Researchers in AMBER, the Science Foundation Ireland funded materials science centre headquartered at Trinity College Dublin have, for the first time, developed a new method of producing industrial quantities of high quality graphene.
New research finds that impurities can hurt performance - or possibly provide benefits - in a key superconductive material that is expected to find use in a host of applications, including future particle colliders. The size of the impurities determines whether they help or hinder the material's performance.
A significant breakthrough could revolutionize surgical practice and regenerative medicine. A team of researchers has just demonstrated that the principle of adhesion by aqueous solutions of nanoparticles can be used in vivo to repair soft-tissue organs and tissues.

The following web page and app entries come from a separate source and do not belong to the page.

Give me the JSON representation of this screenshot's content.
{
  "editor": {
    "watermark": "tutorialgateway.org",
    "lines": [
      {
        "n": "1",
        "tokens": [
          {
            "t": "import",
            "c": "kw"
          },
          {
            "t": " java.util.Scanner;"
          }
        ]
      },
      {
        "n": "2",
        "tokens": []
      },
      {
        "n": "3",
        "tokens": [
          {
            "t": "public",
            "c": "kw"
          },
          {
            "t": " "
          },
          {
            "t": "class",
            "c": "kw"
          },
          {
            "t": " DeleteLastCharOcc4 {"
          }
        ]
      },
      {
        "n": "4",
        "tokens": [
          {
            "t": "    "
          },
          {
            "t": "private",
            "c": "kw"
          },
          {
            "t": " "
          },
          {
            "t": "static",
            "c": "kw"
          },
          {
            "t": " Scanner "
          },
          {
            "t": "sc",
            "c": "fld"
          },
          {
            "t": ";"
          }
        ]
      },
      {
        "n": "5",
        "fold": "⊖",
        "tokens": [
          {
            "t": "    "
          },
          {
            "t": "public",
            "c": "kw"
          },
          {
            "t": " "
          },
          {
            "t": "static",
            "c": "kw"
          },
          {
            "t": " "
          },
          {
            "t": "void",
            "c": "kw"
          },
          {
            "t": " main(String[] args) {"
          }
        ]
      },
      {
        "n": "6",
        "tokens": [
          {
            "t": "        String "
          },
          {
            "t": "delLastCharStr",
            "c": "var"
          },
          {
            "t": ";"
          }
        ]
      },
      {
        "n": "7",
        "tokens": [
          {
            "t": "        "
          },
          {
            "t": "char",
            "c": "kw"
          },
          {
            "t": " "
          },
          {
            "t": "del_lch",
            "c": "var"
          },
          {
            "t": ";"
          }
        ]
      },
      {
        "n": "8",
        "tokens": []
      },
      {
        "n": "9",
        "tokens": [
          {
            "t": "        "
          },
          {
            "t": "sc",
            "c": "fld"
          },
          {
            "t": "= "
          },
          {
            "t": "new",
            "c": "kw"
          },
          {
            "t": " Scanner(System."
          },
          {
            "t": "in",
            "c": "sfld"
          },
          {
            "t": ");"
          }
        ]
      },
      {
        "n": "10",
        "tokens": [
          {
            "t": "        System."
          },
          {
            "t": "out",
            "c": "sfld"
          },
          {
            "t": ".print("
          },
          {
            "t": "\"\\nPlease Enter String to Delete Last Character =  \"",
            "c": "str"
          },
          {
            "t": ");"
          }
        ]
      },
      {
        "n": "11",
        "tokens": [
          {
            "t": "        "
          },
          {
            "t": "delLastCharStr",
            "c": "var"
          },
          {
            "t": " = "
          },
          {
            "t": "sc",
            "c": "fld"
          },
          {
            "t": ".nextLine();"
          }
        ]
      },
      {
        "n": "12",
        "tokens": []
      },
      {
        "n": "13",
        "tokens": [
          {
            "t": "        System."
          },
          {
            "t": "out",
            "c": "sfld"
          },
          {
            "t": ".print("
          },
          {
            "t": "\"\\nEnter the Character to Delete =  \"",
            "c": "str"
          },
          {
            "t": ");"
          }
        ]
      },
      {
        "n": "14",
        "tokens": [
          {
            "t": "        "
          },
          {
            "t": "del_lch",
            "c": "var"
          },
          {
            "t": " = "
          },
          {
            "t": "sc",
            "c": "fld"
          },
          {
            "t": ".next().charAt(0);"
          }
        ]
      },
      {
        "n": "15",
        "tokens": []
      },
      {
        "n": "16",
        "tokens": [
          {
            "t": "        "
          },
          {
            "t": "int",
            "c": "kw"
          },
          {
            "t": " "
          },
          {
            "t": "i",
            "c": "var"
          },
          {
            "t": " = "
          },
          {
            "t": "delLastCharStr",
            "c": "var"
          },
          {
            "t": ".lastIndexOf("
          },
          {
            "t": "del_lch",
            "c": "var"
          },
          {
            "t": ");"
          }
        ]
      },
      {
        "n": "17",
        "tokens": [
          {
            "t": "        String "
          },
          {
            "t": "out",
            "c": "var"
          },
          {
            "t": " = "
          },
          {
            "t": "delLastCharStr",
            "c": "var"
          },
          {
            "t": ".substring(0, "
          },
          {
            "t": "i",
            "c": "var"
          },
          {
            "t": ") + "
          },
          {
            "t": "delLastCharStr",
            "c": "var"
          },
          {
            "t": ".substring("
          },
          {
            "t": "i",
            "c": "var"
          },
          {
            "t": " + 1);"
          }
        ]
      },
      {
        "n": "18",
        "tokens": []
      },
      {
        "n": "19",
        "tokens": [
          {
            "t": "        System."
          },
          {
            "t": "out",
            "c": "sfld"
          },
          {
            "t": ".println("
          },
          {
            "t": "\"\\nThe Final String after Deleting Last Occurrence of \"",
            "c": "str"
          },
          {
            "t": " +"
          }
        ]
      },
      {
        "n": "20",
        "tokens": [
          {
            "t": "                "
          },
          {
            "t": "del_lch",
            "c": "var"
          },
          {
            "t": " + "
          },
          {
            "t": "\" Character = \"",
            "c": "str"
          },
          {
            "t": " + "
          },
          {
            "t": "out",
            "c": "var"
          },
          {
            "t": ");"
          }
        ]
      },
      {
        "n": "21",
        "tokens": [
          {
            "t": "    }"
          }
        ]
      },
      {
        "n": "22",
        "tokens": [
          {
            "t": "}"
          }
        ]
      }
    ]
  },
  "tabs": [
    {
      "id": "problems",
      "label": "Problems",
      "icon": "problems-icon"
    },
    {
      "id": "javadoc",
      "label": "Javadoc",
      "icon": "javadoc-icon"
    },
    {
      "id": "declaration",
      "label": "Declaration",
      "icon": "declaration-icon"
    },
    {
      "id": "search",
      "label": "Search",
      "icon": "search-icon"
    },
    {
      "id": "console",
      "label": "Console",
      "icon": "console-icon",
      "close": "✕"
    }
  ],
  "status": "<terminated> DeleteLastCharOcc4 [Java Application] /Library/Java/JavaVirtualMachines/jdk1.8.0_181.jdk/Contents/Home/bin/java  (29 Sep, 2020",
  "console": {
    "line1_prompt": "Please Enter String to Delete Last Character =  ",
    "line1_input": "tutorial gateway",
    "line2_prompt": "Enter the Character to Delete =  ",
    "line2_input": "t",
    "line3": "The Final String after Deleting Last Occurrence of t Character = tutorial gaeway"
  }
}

A new nano-membrane made out of graphene is extremely light and breathable. Not only can this open the door to a new generation of functional waterproof clothing, but also to ultra-rapid filtration. The membrane is as thin as is technologically possible.

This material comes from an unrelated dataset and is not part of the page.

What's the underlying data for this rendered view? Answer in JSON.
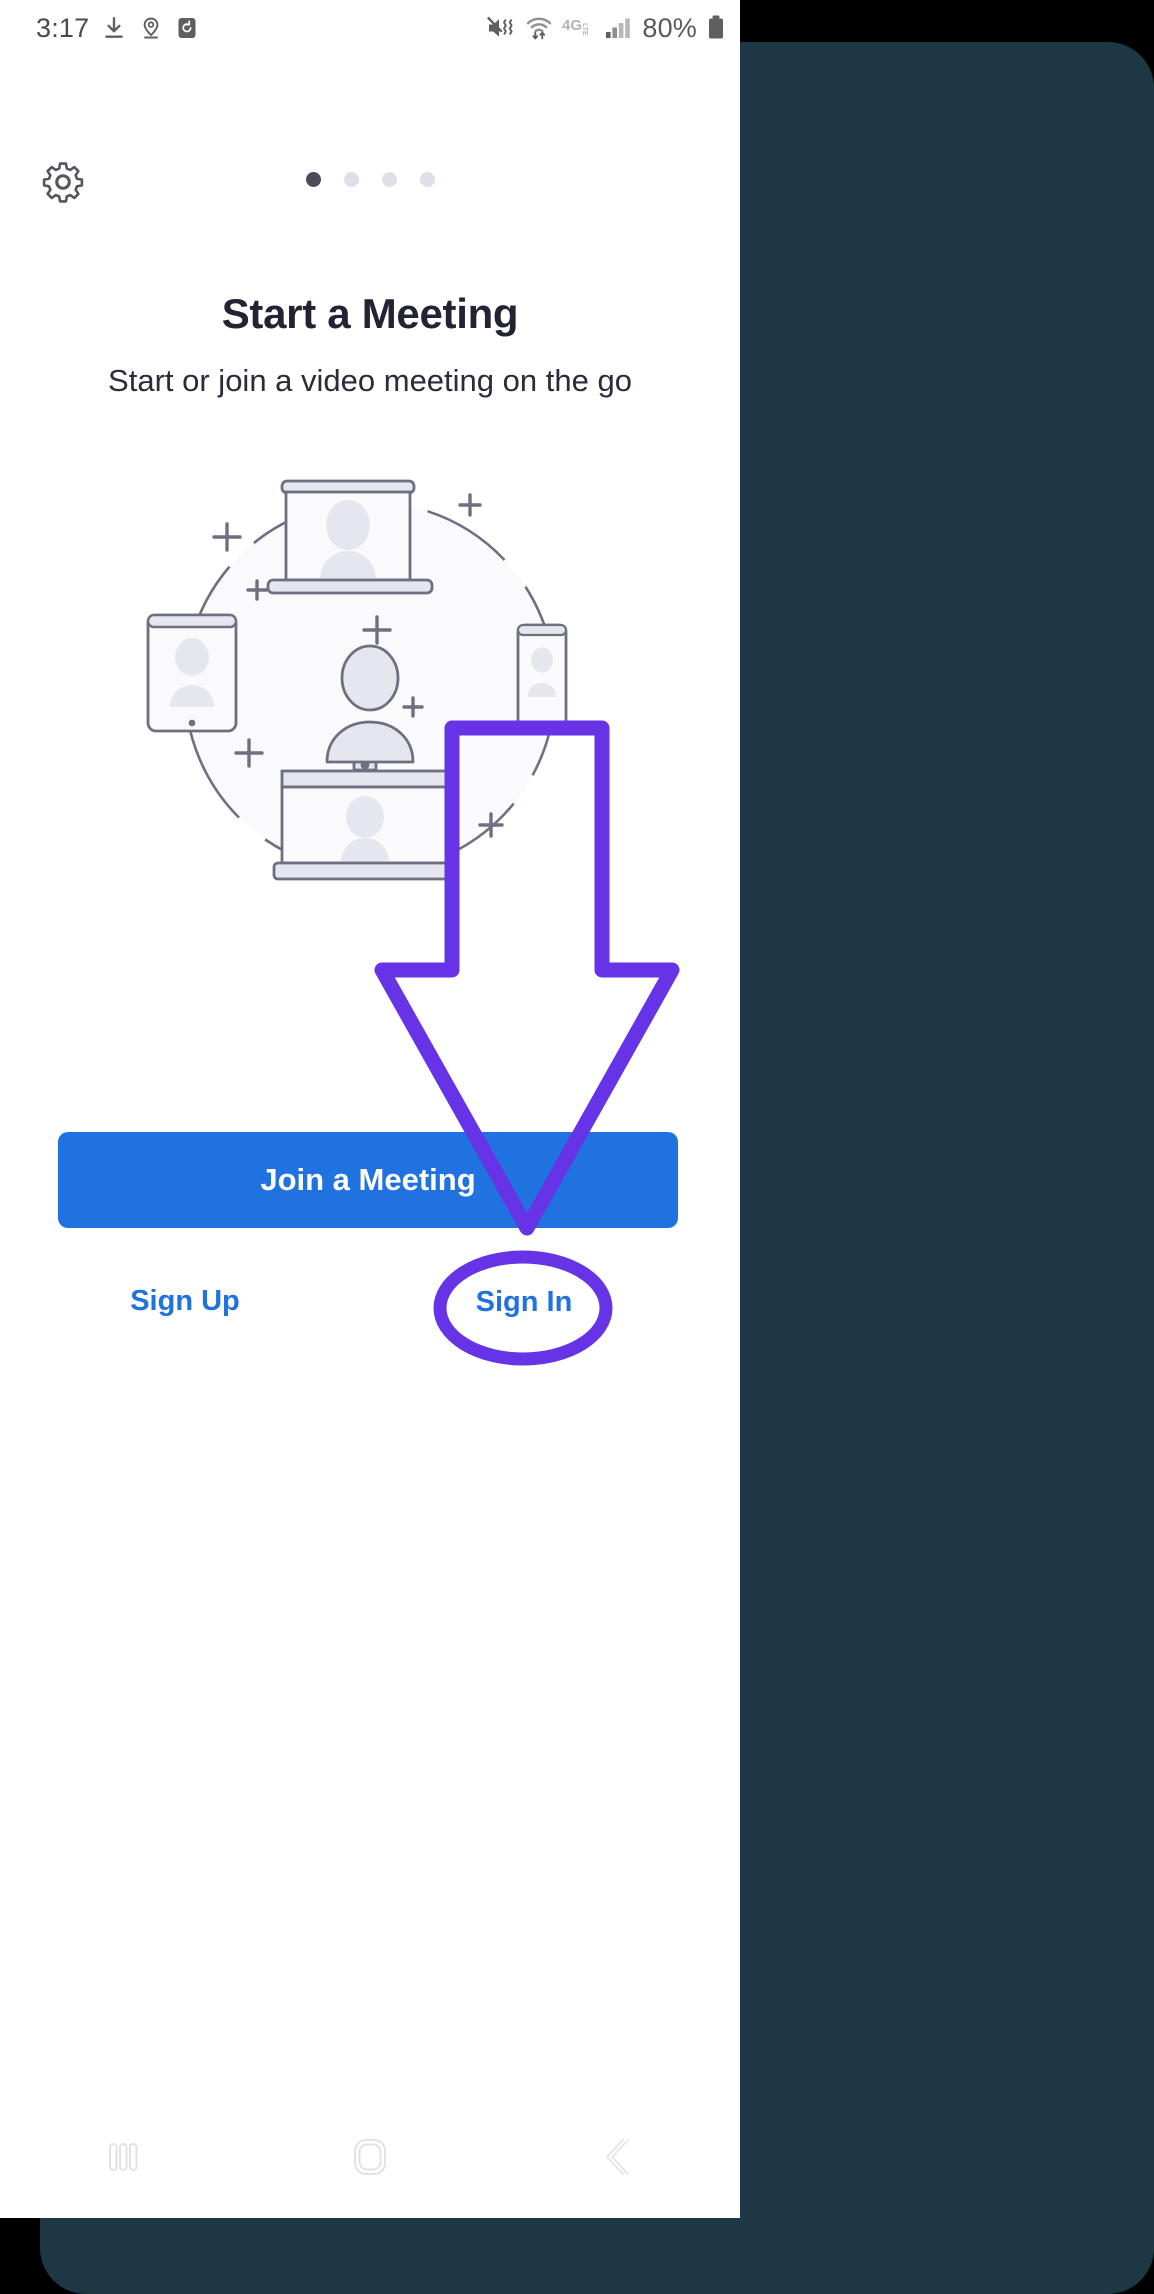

A University of Texas at Arlington physicist working to create a luminescent nanoparticle to use in security-related radiation detection may have instead happened upon an advance in photodynamic cancer therapy.
Electrically controlled glasses with continuously adjustable transparency, new polarisation filters, and even chemosensors capable of detecting single molecules of specific chemicals could be fabricated thanks to a new polymer unprecedentedly combining optical and electrical properties.

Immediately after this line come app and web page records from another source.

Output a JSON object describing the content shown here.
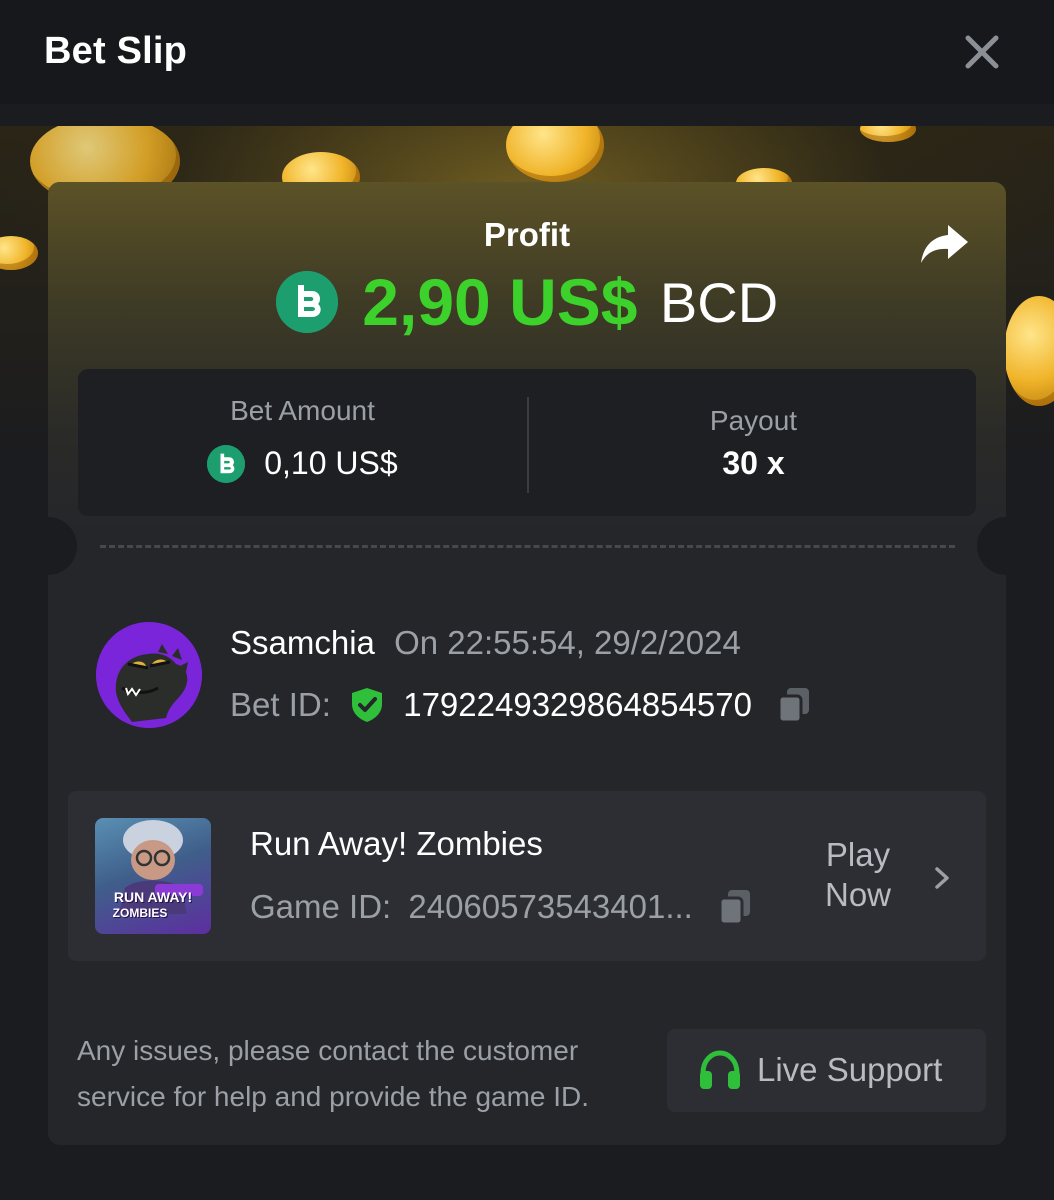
{
  "header": {
    "title": "Bet Slip"
  },
  "profit": {
    "label": "Profit",
    "amount": "2,90 US$",
    "currency": "BCD",
    "coin_icon": "bcd-coin-icon"
  },
  "stats": {
    "bet_amount_label": "Bet Amount",
    "bet_amount_value": "0,10 US$",
    "payout_label": "Payout",
    "payout_value": "30 x"
  },
  "bet_info": {
    "username": "Ssamchia",
    "on_text": "On 22:55:54, 29/2/2024",
    "bet_id_label": "Bet ID:",
    "bet_id": "1792249329864854570"
  },
  "game": {
    "name": "Run Away! Zombies",
    "game_id_label": "Game ID:",
    "game_id": "24060573543401...",
    "play_now": "Play Now",
    "thumb_text_1": "RUN AWAY!",
    "thumb_text_2": "ZOMBIES"
  },
  "footer": {
    "help_text": "Any issues, please contact the customer service for help and provide the game ID.",
    "support_label": "Live Support"
  },
  "colors": {
    "profit_green": "#3cd12b",
    "bcd_green": "#1d9e6e",
    "shield_green": "#2fbf3a",
    "background": "#1a1c1f",
    "card": "#24262a"
  }
}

Researchers have shown the ability to grow high quality, single-layer materials one on top of the other using chemical vapor deposition. This highly scalable technique, often used in the semiconductor industry, can produce new materials with unique properties that could be applied to solar cells, ultracapacitors for energy storage, or advanced transistors for energy efficient electronics, among many other applications.